METHODS: Four hundred fortyeight patients have been hospitalized in our department from 1st January to 31st December 2008. Of these 241 underwent surgery with traditional open or closed technique and 207 with the SH technique according to Longo. This retrospective study includes only patients with symptomatic hemorrhoids at III or IV stage.
RESULTS: There were no differences between CH and SH about both pre and post surgery hospitalization and intraoperative length. Pain is the most frequently observed early complication with a statistically significant difference in favour of SH. We obtain good results in CH group using anoderma sparing and perianal anaesthetic infiltration at the end of the surgery. In all cases, pain relief was obtained only with standard analgesic drugs (NSAIDs). We also observed that pain level influences the outcome after surgical treatment. No chronic pain cases were observed in both groups. Bleeding is another relevant early complication in particular after SH: we reported 2 cases of immediate surgical reintenvention and 2 cases treated with blood transfusion. Only in SH group we report also 5 cases of thrombosis of external haemorrhoids and 7 perianal hematoma both solved with medical therapy. There were no statistical significant differences between two groups about fever, incontinence to flatus, urinary retention, fecal incontinence, substenosis and anal burning. No cases of anal stenosis were observed. About late complications, most frequently observed were rectal prolapse and hemorrhoidal recurrence, especially after SH.
DISCUSSION AND CONCLUSION: Our experience confirms the validity of both CH and SH. Failure may be related to wrong surgical indication or technical execution. Certainly CH procedure is more invasive and slightly more painfull in immediate postoperative period than SH surgery, which is slightly more expensive and has more complications.
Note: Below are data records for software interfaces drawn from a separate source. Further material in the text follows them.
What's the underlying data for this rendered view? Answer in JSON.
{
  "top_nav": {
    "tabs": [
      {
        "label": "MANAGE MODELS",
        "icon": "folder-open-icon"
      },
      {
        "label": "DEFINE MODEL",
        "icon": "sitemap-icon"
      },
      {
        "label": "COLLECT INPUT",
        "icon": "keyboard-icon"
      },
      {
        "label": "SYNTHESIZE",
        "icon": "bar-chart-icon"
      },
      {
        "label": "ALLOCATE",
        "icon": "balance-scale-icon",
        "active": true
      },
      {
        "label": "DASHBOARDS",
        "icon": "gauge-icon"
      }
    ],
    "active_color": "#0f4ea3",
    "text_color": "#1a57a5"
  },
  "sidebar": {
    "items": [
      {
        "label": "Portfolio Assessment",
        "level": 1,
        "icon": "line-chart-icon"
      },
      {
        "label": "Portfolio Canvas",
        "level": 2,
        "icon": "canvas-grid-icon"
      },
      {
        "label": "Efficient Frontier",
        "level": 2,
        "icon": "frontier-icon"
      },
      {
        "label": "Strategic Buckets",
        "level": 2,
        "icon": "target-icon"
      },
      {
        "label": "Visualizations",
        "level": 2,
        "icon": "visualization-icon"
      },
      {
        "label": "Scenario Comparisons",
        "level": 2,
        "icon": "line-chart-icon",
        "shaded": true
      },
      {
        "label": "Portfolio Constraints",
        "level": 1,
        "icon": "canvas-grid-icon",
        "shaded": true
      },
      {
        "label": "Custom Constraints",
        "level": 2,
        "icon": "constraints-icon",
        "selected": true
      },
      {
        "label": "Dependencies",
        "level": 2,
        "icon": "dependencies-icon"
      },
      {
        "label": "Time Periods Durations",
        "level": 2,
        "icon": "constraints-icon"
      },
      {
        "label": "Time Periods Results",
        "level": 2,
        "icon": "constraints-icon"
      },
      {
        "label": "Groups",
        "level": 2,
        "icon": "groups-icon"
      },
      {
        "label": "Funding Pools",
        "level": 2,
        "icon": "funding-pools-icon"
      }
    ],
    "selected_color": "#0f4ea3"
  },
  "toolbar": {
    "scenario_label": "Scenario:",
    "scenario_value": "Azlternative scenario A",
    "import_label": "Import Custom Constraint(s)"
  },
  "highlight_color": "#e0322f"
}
In our opinion the high risk of possible early and immediate complications after surgery requires at least a 24 hours hospitalization length. SH is the gold standard for III grade haemorrhoids with mucous prolapse while CH is suggested in IV grade cases. Hemorrhoidal arterial ligation operation (HALO) technique in III and IV degree needs further validations.